The final rant: social media sob stories. I will be the first to admit that I have chosen to share the majority of my life with the internet, I believe that there are people who appreciate genuine inspiration instead of sponsored versions and therefore opening up your life is all part of the sign-off. There is one particular video spamming the internet right now that every time it ends up on the screen in front of me, I hate it more and more. I have mulled over Andrew Muse's story multiple times: point blank, he killed his dog. How did he videotape himself immediately after "ruining" his life, how did he even pull out a cell phone other than to call someone; he lived in a camper, you know, the modern "home on wheels" truck set up that provides a person a place to sleep wherever they are, so how did you fall asleep at the wheel? Did he not get into his vehicle, look at his dog's face, and think about that while he drove? That he had another life to take care of, another life to be responsible for in keeping safe and out of harms way to the best of his ability? He could have pulled over. He didn't pull over. I could care less about his childhood and the absence of a father, the challenges he faced as a teen because of it, and how hard he worked to "rebuild his life" after ruining by crashing his vehicle, because ultimately, his platform is simply just a plea for undeserved sympathy. There are thousands of kids who have had such worse fucking lives, all they dream about is a day without pain, and he lost his dog to a decision he wasn't responsible enough to make. It makes me sick as dog parent.
Driving tired can be as dangerous as being intoxicated. It's illegal to drive under the influence. Alcohol prevents you from making what would otherwise be responsible decision, don't you think being tired has the same effect? Ask anyone who has really pulled an all-nighter. Life is more important than a deadline, or at least it should be.

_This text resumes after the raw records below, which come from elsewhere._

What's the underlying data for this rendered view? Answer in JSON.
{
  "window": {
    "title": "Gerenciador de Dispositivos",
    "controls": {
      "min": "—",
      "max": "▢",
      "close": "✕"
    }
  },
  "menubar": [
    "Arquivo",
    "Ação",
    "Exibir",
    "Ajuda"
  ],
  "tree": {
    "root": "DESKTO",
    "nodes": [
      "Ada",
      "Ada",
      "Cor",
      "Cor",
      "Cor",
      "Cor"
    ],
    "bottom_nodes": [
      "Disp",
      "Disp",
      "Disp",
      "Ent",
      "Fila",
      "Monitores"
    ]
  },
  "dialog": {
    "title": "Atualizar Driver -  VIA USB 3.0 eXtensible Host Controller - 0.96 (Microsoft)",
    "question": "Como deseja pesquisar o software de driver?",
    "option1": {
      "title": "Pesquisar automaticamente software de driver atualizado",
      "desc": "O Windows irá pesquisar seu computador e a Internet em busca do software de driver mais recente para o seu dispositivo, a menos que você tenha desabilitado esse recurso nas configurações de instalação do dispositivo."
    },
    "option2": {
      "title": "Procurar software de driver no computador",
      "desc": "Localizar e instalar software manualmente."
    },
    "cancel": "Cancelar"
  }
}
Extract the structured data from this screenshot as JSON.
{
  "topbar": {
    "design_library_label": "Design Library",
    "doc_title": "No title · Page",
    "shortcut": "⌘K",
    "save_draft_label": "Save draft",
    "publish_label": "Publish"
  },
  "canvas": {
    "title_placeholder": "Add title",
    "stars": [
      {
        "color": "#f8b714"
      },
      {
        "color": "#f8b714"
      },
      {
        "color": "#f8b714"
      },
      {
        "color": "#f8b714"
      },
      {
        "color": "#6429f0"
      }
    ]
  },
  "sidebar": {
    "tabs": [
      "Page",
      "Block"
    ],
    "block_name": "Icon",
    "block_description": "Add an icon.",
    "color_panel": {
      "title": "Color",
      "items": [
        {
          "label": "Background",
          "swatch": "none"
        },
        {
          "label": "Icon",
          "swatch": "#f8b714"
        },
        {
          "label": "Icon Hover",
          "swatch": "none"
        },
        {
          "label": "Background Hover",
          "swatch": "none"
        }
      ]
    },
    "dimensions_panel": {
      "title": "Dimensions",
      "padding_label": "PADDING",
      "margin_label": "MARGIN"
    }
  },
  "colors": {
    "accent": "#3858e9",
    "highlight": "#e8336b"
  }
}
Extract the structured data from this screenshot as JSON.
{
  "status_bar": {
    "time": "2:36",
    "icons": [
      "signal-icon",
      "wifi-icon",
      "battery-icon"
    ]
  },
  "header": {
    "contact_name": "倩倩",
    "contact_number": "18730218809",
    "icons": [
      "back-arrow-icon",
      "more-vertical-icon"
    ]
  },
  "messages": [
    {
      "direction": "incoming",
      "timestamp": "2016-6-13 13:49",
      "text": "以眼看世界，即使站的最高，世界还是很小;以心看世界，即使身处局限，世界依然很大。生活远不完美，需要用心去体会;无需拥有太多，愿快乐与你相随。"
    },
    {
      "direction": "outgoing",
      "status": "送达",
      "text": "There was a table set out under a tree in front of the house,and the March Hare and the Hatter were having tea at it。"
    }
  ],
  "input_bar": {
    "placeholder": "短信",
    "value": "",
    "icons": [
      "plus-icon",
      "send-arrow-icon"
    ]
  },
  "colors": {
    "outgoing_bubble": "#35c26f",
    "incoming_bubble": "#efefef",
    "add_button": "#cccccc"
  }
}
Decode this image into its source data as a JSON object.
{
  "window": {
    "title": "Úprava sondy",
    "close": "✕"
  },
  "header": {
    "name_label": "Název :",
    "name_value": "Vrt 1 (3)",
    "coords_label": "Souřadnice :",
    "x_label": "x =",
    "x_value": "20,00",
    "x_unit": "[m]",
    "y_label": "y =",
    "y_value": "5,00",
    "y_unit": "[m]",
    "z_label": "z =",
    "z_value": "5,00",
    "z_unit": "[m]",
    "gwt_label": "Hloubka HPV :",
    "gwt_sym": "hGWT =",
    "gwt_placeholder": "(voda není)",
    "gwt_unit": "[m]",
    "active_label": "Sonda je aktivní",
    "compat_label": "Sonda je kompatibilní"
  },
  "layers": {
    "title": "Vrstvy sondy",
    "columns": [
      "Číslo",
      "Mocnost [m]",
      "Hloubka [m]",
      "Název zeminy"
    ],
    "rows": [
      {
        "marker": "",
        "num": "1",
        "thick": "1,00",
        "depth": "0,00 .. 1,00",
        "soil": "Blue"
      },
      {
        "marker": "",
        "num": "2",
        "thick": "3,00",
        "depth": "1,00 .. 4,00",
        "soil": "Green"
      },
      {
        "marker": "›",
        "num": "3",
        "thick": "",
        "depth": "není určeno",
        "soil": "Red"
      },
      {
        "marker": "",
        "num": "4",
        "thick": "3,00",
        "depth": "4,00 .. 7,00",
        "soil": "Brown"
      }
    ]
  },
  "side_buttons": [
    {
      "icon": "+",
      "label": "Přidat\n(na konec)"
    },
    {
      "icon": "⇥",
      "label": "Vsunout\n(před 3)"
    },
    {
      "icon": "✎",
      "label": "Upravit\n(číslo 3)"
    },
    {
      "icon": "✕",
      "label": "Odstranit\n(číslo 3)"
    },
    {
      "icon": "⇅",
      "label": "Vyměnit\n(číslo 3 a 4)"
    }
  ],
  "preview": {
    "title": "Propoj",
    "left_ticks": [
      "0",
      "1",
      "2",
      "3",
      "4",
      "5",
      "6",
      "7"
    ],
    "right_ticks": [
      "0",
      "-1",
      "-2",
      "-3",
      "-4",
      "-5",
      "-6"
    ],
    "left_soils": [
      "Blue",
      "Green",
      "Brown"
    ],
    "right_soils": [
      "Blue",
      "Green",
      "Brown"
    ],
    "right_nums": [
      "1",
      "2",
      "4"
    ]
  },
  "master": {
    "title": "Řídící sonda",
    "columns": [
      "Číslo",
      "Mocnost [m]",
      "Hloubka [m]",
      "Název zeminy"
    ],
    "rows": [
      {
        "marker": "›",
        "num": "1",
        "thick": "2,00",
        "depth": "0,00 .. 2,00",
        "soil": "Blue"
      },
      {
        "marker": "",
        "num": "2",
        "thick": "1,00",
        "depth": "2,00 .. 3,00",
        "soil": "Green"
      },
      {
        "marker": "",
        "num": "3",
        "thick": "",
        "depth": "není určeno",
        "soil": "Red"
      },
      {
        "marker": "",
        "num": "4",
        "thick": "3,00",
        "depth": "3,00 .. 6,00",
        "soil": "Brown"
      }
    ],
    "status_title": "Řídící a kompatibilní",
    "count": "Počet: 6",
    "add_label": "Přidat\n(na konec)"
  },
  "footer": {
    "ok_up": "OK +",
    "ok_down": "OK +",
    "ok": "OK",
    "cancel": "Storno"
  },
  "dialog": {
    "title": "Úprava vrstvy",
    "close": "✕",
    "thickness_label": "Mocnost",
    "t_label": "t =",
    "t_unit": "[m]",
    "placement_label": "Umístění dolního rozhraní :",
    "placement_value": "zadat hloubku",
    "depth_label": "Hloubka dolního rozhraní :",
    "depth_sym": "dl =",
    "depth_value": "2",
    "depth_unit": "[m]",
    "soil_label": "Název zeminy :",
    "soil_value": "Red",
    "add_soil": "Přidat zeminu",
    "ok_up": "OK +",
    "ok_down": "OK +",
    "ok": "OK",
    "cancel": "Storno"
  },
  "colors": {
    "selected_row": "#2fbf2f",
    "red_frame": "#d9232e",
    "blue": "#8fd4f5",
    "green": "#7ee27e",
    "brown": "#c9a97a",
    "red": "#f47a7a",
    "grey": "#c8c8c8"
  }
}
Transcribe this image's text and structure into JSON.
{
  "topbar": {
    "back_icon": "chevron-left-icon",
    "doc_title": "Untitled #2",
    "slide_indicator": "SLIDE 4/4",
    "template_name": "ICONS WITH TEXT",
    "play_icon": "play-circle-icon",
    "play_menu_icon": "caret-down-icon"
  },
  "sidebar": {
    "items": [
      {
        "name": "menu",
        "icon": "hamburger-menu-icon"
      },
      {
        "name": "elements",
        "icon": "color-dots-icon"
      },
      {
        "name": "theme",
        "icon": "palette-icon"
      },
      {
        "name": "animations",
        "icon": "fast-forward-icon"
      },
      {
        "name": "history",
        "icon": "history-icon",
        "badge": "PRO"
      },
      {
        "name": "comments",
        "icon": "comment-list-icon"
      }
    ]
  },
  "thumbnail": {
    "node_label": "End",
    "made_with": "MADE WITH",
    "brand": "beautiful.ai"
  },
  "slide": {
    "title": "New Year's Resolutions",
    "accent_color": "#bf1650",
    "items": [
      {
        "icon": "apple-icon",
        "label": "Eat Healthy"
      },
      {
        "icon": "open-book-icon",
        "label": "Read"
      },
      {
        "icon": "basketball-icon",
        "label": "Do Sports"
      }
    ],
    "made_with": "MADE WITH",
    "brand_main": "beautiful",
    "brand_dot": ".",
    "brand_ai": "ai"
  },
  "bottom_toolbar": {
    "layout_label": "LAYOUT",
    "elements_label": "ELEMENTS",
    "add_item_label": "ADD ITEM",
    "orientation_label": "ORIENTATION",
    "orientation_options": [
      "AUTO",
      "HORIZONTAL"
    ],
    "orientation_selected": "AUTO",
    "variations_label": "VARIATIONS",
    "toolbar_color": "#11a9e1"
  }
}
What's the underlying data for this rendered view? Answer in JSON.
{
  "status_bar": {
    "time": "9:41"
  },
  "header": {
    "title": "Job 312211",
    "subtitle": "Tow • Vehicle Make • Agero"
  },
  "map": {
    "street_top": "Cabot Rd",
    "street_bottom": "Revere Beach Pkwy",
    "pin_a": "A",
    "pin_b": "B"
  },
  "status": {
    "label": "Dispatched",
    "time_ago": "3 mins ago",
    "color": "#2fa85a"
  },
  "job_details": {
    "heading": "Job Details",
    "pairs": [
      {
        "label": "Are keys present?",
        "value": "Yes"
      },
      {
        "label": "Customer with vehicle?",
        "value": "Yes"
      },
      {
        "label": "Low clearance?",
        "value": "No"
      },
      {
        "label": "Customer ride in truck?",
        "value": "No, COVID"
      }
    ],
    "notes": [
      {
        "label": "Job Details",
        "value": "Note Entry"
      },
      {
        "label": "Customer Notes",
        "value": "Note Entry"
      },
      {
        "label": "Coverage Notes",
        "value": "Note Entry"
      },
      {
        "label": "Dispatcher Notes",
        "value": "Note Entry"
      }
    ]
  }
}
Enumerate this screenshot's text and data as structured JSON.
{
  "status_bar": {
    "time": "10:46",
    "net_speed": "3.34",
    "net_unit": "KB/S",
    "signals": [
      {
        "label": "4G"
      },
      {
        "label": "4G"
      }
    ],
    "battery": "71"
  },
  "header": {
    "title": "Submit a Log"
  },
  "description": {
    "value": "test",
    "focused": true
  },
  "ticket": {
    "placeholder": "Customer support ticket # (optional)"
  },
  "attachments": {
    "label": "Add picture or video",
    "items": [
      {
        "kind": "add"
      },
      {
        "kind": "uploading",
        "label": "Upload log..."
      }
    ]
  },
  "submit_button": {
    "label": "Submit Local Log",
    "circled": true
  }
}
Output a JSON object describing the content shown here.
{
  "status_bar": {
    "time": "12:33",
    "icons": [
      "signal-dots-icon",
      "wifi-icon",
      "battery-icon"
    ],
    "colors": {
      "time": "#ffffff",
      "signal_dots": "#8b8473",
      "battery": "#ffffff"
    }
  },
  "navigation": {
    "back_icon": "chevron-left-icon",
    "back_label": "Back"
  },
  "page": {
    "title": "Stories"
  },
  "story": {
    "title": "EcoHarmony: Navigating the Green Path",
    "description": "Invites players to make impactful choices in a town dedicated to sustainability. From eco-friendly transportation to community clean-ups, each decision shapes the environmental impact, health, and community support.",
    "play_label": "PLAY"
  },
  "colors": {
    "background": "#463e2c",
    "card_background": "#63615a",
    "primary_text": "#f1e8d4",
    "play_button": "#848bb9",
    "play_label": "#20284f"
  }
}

Feel free to share your thoughts, opinions, and personal experiences below. Thanks.